● PROMPT: Report each line from the entries in which "body" can be found.

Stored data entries

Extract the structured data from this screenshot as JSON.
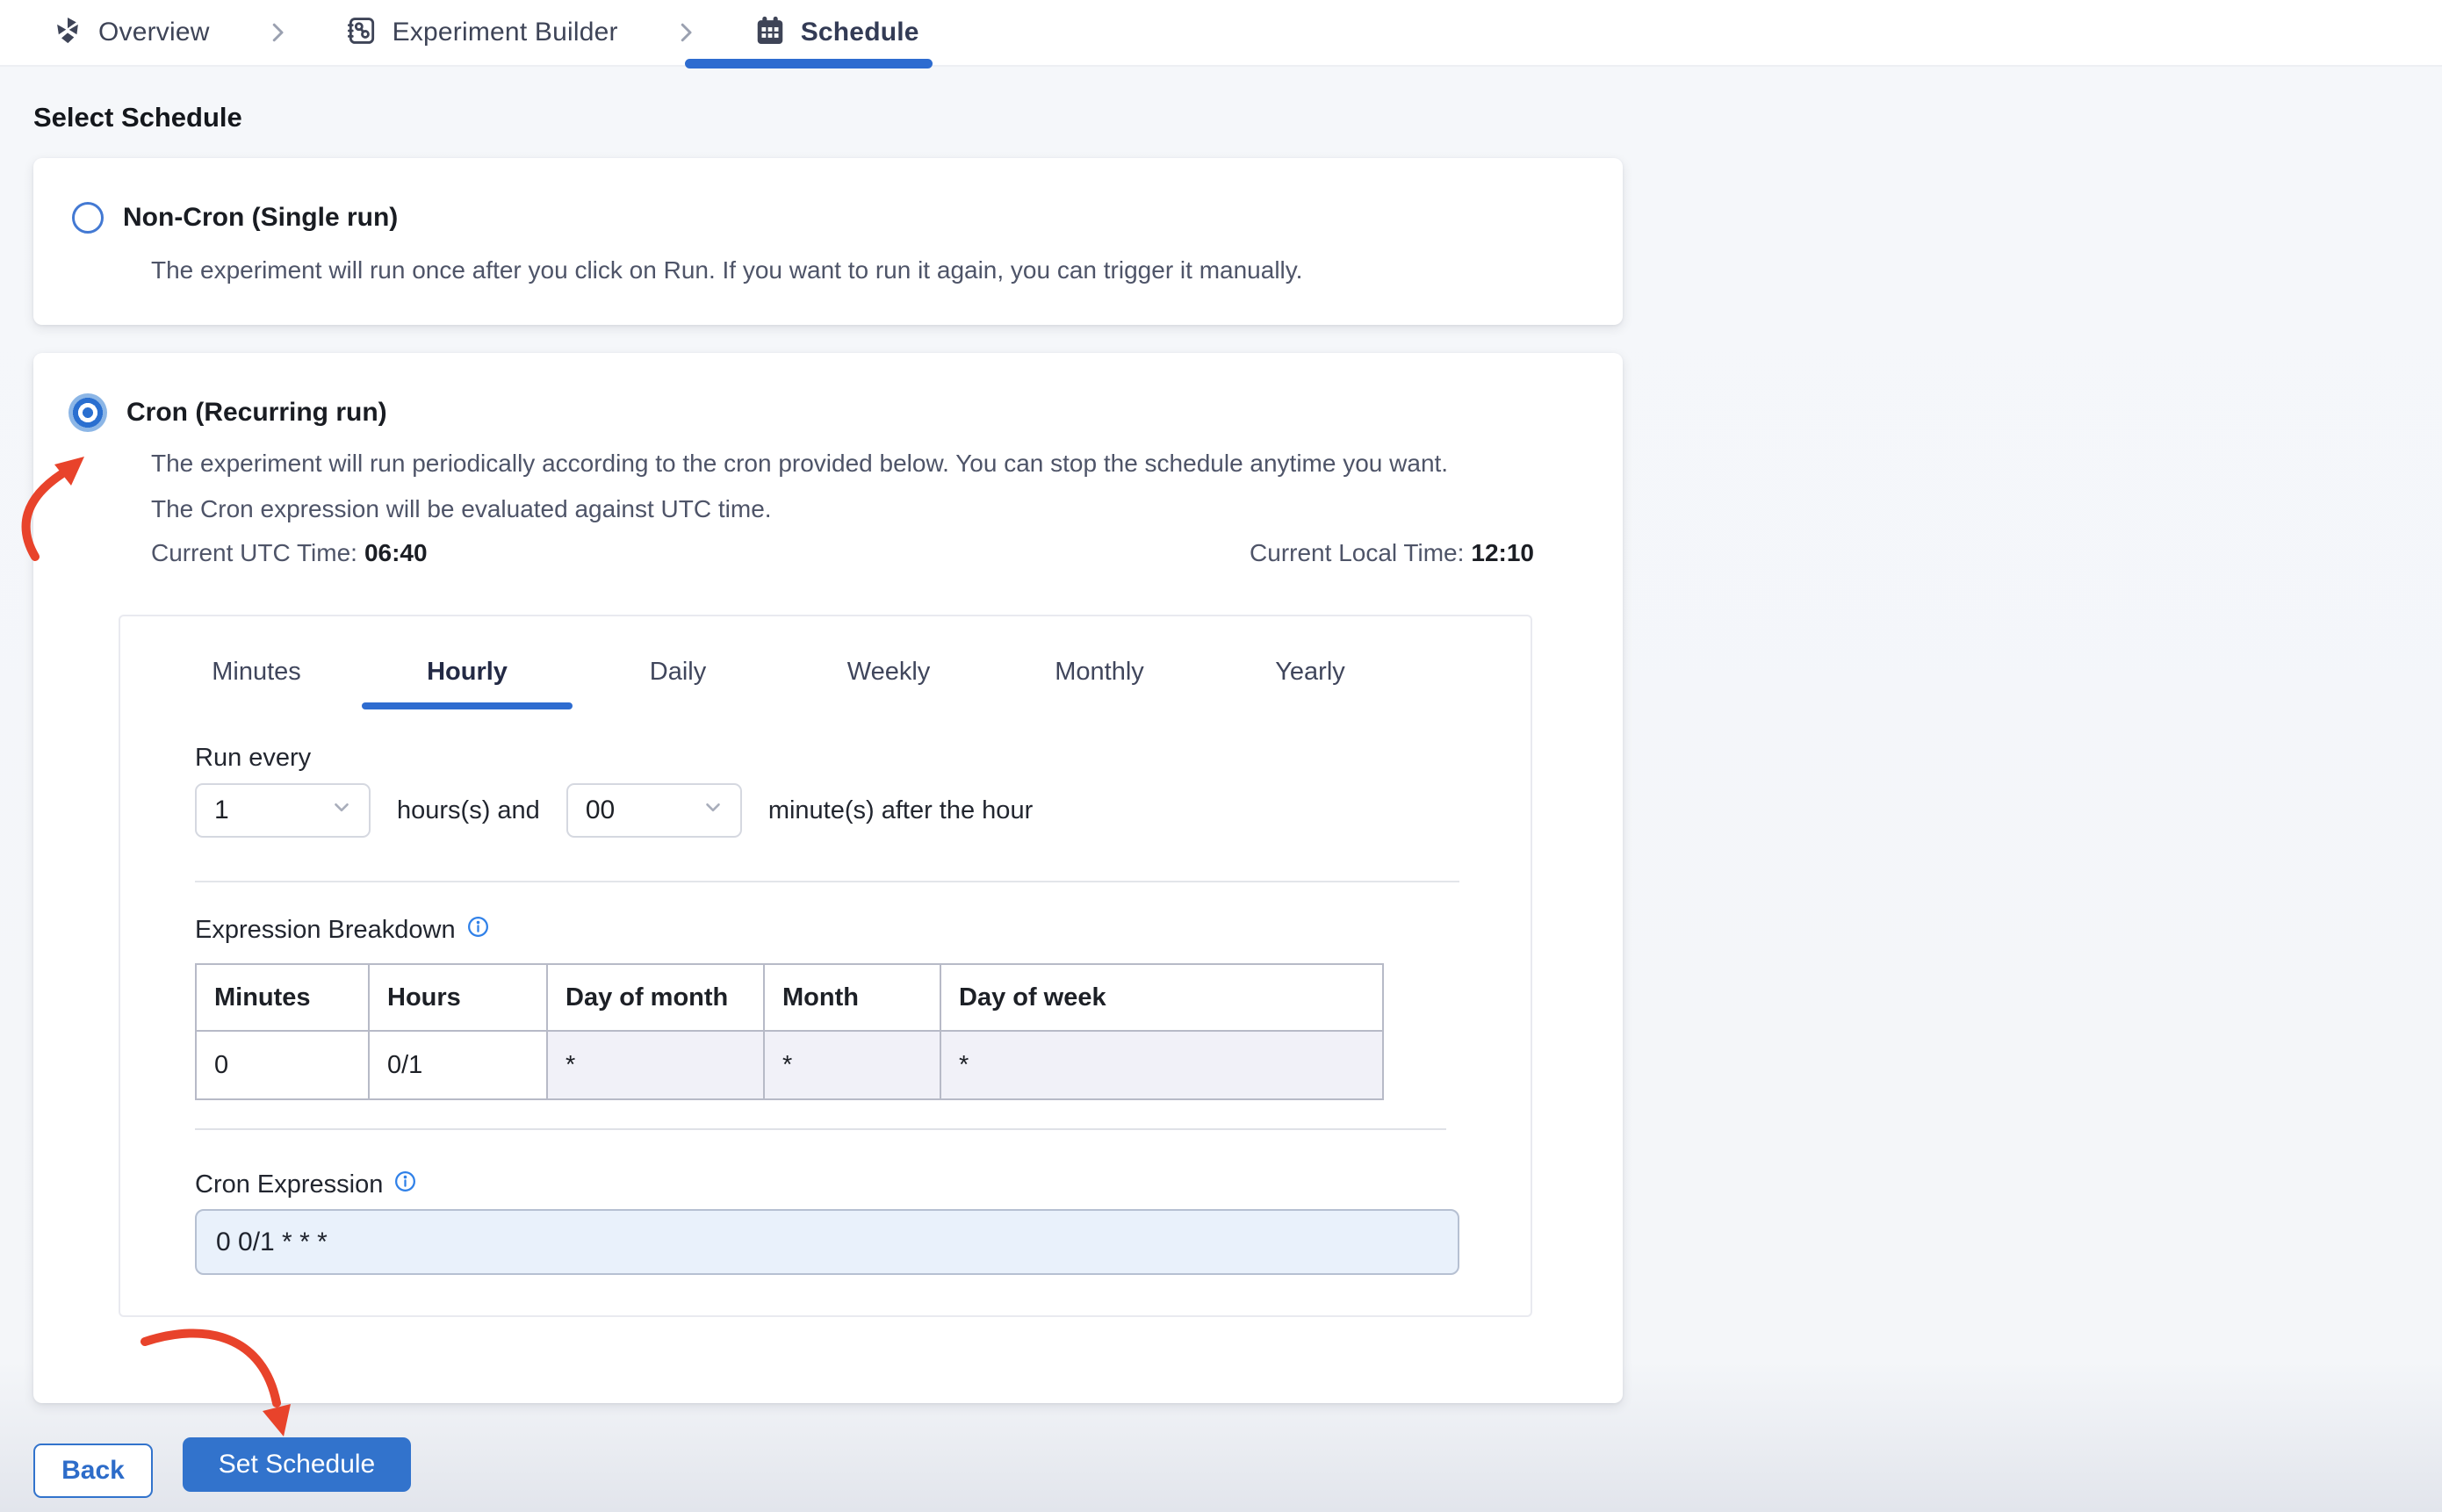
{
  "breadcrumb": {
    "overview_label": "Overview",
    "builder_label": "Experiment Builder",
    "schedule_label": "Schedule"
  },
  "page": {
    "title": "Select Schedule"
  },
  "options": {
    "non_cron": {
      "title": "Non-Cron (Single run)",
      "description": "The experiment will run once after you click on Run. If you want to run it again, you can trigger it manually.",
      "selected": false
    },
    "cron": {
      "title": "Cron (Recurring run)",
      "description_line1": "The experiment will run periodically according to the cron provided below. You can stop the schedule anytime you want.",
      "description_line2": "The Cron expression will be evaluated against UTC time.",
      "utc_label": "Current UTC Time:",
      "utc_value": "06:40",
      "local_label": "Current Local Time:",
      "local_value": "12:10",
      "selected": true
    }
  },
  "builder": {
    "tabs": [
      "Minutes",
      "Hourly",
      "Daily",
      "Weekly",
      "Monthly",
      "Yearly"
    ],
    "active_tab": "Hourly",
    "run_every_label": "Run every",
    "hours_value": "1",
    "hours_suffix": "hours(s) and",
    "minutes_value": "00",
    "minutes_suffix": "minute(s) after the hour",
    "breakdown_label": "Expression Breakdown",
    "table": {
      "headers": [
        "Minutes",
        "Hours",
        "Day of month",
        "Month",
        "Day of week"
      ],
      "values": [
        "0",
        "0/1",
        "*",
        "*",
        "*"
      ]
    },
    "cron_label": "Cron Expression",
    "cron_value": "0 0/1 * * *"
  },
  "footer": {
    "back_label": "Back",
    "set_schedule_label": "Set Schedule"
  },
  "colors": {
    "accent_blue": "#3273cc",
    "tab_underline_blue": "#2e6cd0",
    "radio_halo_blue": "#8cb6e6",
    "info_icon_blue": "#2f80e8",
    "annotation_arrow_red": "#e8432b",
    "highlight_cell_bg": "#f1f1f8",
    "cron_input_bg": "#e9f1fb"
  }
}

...

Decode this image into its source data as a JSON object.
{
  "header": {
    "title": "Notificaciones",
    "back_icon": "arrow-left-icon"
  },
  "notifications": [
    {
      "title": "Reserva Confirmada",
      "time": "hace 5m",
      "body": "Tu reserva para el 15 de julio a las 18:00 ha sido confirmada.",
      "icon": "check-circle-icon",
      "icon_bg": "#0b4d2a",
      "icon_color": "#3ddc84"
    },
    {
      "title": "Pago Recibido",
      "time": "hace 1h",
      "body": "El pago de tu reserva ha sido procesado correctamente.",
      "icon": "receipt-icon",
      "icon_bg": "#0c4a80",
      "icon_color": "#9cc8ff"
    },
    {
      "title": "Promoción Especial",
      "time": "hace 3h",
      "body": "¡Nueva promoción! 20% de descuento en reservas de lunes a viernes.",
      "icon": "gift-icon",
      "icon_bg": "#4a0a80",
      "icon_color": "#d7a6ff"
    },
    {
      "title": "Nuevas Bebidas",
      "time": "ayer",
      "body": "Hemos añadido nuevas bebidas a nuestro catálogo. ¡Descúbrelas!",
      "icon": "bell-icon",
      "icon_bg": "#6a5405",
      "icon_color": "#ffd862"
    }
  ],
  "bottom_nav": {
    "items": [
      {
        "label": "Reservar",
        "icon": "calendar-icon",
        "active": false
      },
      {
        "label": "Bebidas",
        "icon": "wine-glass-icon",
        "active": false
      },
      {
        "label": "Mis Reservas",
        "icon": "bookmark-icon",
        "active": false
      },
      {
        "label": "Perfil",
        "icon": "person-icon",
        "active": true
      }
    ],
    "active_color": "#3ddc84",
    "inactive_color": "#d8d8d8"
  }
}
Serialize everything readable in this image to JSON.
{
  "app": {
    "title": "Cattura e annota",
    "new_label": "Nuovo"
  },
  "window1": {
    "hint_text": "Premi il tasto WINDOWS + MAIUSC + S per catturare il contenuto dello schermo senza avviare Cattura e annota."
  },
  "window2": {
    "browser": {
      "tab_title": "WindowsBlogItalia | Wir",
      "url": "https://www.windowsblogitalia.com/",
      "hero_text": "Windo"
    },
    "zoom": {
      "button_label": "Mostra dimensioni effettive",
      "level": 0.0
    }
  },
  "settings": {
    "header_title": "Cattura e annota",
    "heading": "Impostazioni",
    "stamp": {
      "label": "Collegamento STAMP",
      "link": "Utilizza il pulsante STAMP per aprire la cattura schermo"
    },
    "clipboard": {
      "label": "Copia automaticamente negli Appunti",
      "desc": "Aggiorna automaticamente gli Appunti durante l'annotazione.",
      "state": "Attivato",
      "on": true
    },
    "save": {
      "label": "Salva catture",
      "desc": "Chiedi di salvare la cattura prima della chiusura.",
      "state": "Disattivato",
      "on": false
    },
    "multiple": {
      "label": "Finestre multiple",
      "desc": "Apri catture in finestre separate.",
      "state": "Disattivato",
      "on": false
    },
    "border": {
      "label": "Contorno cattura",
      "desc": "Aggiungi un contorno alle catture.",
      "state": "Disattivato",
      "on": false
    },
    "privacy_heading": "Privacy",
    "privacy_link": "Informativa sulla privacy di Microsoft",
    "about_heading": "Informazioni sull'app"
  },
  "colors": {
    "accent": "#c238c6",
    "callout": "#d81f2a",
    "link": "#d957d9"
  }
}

● COMPLETED EXERCISE:
      "body": "Tu reserva para el 15 de julio a las 18:00 ha sido confirmada.",
      "body": "El pago de tu reserva ha sido procesado correctamente.",
      "body": "¡Nueva promoción! 20% de descuento en reservas de lunes a viernes.",
      "body": "Hemos añadido nuevas bebidas a nuestro catálogo. ¡Descúbrelas!",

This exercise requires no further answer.